▸ Try it
Print all the records below exactly as they stand, but leave out the pictures.

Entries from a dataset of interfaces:

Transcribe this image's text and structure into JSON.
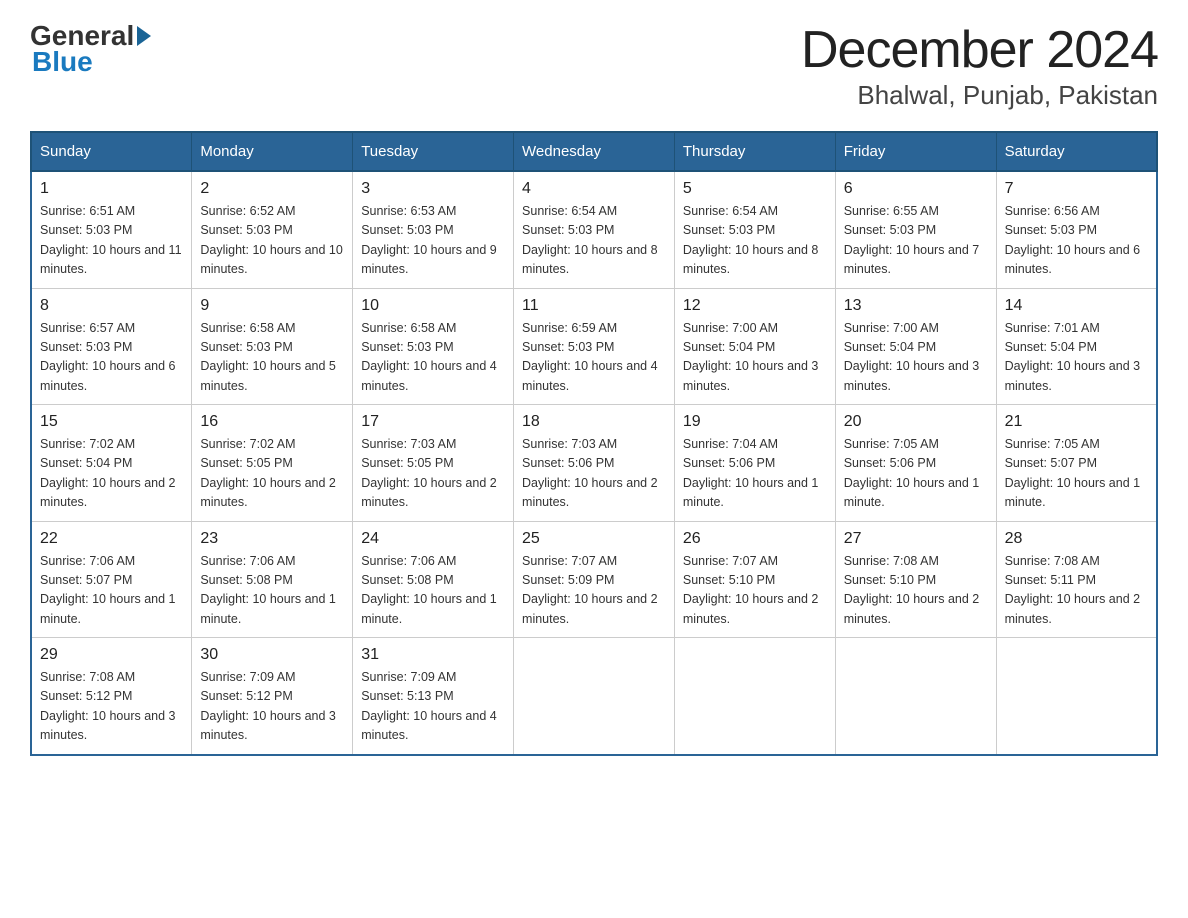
{
  "header": {
    "title": "December 2024",
    "subtitle": "Bhalwal, Punjab, Pakistan"
  },
  "days_of_week": [
    "Sunday",
    "Monday",
    "Tuesday",
    "Wednesday",
    "Thursday",
    "Friday",
    "Saturday"
  ],
  "weeks": [
    [
      {
        "day": "1",
        "sunrise": "6:51 AM",
        "sunset": "5:03 PM",
        "daylight": "10 hours and 11 minutes."
      },
      {
        "day": "2",
        "sunrise": "6:52 AM",
        "sunset": "5:03 PM",
        "daylight": "10 hours and 10 minutes."
      },
      {
        "day": "3",
        "sunrise": "6:53 AM",
        "sunset": "5:03 PM",
        "daylight": "10 hours and 9 minutes."
      },
      {
        "day": "4",
        "sunrise": "6:54 AM",
        "sunset": "5:03 PM",
        "daylight": "10 hours and 8 minutes."
      },
      {
        "day": "5",
        "sunrise": "6:54 AM",
        "sunset": "5:03 PM",
        "daylight": "10 hours and 8 minutes."
      },
      {
        "day": "6",
        "sunrise": "6:55 AM",
        "sunset": "5:03 PM",
        "daylight": "10 hours and 7 minutes."
      },
      {
        "day": "7",
        "sunrise": "6:56 AM",
        "sunset": "5:03 PM",
        "daylight": "10 hours and 6 minutes."
      }
    ],
    [
      {
        "day": "8",
        "sunrise": "6:57 AM",
        "sunset": "5:03 PM",
        "daylight": "10 hours and 6 minutes."
      },
      {
        "day": "9",
        "sunrise": "6:58 AM",
        "sunset": "5:03 PM",
        "daylight": "10 hours and 5 minutes."
      },
      {
        "day": "10",
        "sunrise": "6:58 AM",
        "sunset": "5:03 PM",
        "daylight": "10 hours and 4 minutes."
      },
      {
        "day": "11",
        "sunrise": "6:59 AM",
        "sunset": "5:03 PM",
        "daylight": "10 hours and 4 minutes."
      },
      {
        "day": "12",
        "sunrise": "7:00 AM",
        "sunset": "5:04 PM",
        "daylight": "10 hours and 3 minutes."
      },
      {
        "day": "13",
        "sunrise": "7:00 AM",
        "sunset": "5:04 PM",
        "daylight": "10 hours and 3 minutes."
      },
      {
        "day": "14",
        "sunrise": "7:01 AM",
        "sunset": "5:04 PM",
        "daylight": "10 hours and 3 minutes."
      }
    ],
    [
      {
        "day": "15",
        "sunrise": "7:02 AM",
        "sunset": "5:04 PM",
        "daylight": "10 hours and 2 minutes."
      },
      {
        "day": "16",
        "sunrise": "7:02 AM",
        "sunset": "5:05 PM",
        "daylight": "10 hours and 2 minutes."
      },
      {
        "day": "17",
        "sunrise": "7:03 AM",
        "sunset": "5:05 PM",
        "daylight": "10 hours and 2 minutes."
      },
      {
        "day": "18",
        "sunrise": "7:03 AM",
        "sunset": "5:06 PM",
        "daylight": "10 hours and 2 minutes."
      },
      {
        "day": "19",
        "sunrise": "7:04 AM",
        "sunset": "5:06 PM",
        "daylight": "10 hours and 1 minute."
      },
      {
        "day": "20",
        "sunrise": "7:05 AM",
        "sunset": "5:06 PM",
        "daylight": "10 hours and 1 minute."
      },
      {
        "day": "21",
        "sunrise": "7:05 AM",
        "sunset": "5:07 PM",
        "daylight": "10 hours and 1 minute."
      }
    ],
    [
      {
        "day": "22",
        "sunrise": "7:06 AM",
        "sunset": "5:07 PM",
        "daylight": "10 hours and 1 minute."
      },
      {
        "day": "23",
        "sunrise": "7:06 AM",
        "sunset": "5:08 PM",
        "daylight": "10 hours and 1 minute."
      },
      {
        "day": "24",
        "sunrise": "7:06 AM",
        "sunset": "5:08 PM",
        "daylight": "10 hours and 1 minute."
      },
      {
        "day": "25",
        "sunrise": "7:07 AM",
        "sunset": "5:09 PM",
        "daylight": "10 hours and 2 minutes."
      },
      {
        "day": "26",
        "sunrise": "7:07 AM",
        "sunset": "5:10 PM",
        "daylight": "10 hours and 2 minutes."
      },
      {
        "day": "27",
        "sunrise": "7:08 AM",
        "sunset": "5:10 PM",
        "daylight": "10 hours and 2 minutes."
      },
      {
        "day": "28",
        "sunrise": "7:08 AM",
        "sunset": "5:11 PM",
        "daylight": "10 hours and 2 minutes."
      }
    ],
    [
      {
        "day": "29",
        "sunrise": "7:08 AM",
        "sunset": "5:12 PM",
        "daylight": "10 hours and 3 minutes."
      },
      {
        "day": "30",
        "sunrise": "7:09 AM",
        "sunset": "5:12 PM",
        "daylight": "10 hours and 3 minutes."
      },
      {
        "day": "31",
        "sunrise": "7:09 AM",
        "sunset": "5:13 PM",
        "daylight": "10 hours and 4 minutes."
      },
      null,
      null,
      null,
      null
    ]
  ]
}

▸ Result
Transcribe this image's text and structure into JSON.
{
  "header": {
    "title": "December 2024",
    "subtitle": "Bhalwal, Punjab, Pakistan"
  },
  "days_of_week": [
    "Sunday",
    "Monday",
    "Tuesday",
    "Wednesday",
    "Thursday",
    "Friday",
    "Saturday"
  ],
  "weeks": [
    [
      {
        "day": "1",
        "sunrise": "6:51 AM",
        "sunset": "5:03 PM",
        "daylight": "10 hours and 11 minutes."
      },
      {
        "day": "2",
        "sunrise": "6:52 AM",
        "sunset": "5:03 PM",
        "daylight": "10 hours and 10 minutes."
      },
      {
        "day": "3",
        "sunrise": "6:53 AM",
        "sunset": "5:03 PM",
        "daylight": "10 hours and 9 minutes."
      },
      {
        "day": "4",
        "sunrise": "6:54 AM",
        "sunset": "5:03 PM",
        "daylight": "10 hours and 8 minutes."
      },
      {
        "day": "5",
        "sunrise": "6:54 AM",
        "sunset": "5:03 PM",
        "daylight": "10 hours and 8 minutes."
      },
      {
        "day": "6",
        "sunrise": "6:55 AM",
        "sunset": "5:03 PM",
        "daylight": "10 hours and 7 minutes."
      },
      {
        "day": "7",
        "sunrise": "6:56 AM",
        "sunset": "5:03 PM",
        "daylight": "10 hours and 6 minutes."
      }
    ],
    [
      {
        "day": "8",
        "sunrise": "6:57 AM",
        "sunset": "5:03 PM",
        "daylight": "10 hours and 6 minutes."
      },
      {
        "day": "9",
        "sunrise": "6:58 AM",
        "sunset": "5:03 PM",
        "daylight": "10 hours and 5 minutes."
      },
      {
        "day": "10",
        "sunrise": "6:58 AM",
        "sunset": "5:03 PM",
        "daylight": "10 hours and 4 minutes."
      },
      {
        "day": "11",
        "sunrise": "6:59 AM",
        "sunset": "5:03 PM",
        "daylight": "10 hours and 4 minutes."
      },
      {
        "day": "12",
        "sunrise": "7:00 AM",
        "sunset": "5:04 PM",
        "daylight": "10 hours and 3 minutes."
      },
      {
        "day": "13",
        "sunrise": "7:00 AM",
        "sunset": "5:04 PM",
        "daylight": "10 hours and 3 minutes."
      },
      {
        "day": "14",
        "sunrise": "7:01 AM",
        "sunset": "5:04 PM",
        "daylight": "10 hours and 3 minutes."
      }
    ],
    [
      {
        "day": "15",
        "sunrise": "7:02 AM",
        "sunset": "5:04 PM",
        "daylight": "10 hours and 2 minutes."
      },
      {
        "day": "16",
        "sunrise": "7:02 AM",
        "sunset": "5:05 PM",
        "daylight": "10 hours and 2 minutes."
      },
      {
        "day": "17",
        "sunrise": "7:03 AM",
        "sunset": "5:05 PM",
        "daylight": "10 hours and 2 minutes."
      },
      {
        "day": "18",
        "sunrise": "7:03 AM",
        "sunset": "5:06 PM",
        "daylight": "10 hours and 2 minutes."
      },
      {
        "day": "19",
        "sunrise": "7:04 AM",
        "sunset": "5:06 PM",
        "daylight": "10 hours and 1 minute."
      },
      {
        "day": "20",
        "sunrise": "7:05 AM",
        "sunset": "5:06 PM",
        "daylight": "10 hours and 1 minute."
      },
      {
        "day": "21",
        "sunrise": "7:05 AM",
        "sunset": "5:07 PM",
        "daylight": "10 hours and 1 minute."
      }
    ],
    [
      {
        "day": "22",
        "sunrise": "7:06 AM",
        "sunset": "5:07 PM",
        "daylight": "10 hours and 1 minute."
      },
      {
        "day": "23",
        "sunrise": "7:06 AM",
        "sunset": "5:08 PM",
        "daylight": "10 hours and 1 minute."
      },
      {
        "day": "24",
        "sunrise": "7:06 AM",
        "sunset": "5:08 PM",
        "daylight": "10 hours and 1 minute."
      },
      {
        "day": "25",
        "sunrise": "7:07 AM",
        "sunset": "5:09 PM",
        "daylight": "10 hours and 2 minutes."
      },
      {
        "day": "26",
        "sunrise": "7:07 AM",
        "sunset": "5:10 PM",
        "daylight": "10 hours and 2 minutes."
      },
      {
        "day": "27",
        "sunrise": "7:08 AM",
        "sunset": "5:10 PM",
        "daylight": "10 hours and 2 minutes."
      },
      {
        "day": "28",
        "sunrise": "7:08 AM",
        "sunset": "5:11 PM",
        "daylight": "10 hours and 2 minutes."
      }
    ],
    [
      {
        "day": "29",
        "sunrise": "7:08 AM",
        "sunset": "5:12 PM",
        "daylight": "10 hours and 3 minutes."
      },
      {
        "day": "30",
        "sunrise": "7:09 AM",
        "sunset": "5:12 PM",
        "daylight": "10 hours and 3 minutes."
      },
      {
        "day": "31",
        "sunrise": "7:09 AM",
        "sunset": "5:13 PM",
        "daylight": "10 hours and 4 minutes."
      },
      null,
      null,
      null,
      null
    ]
  ]
}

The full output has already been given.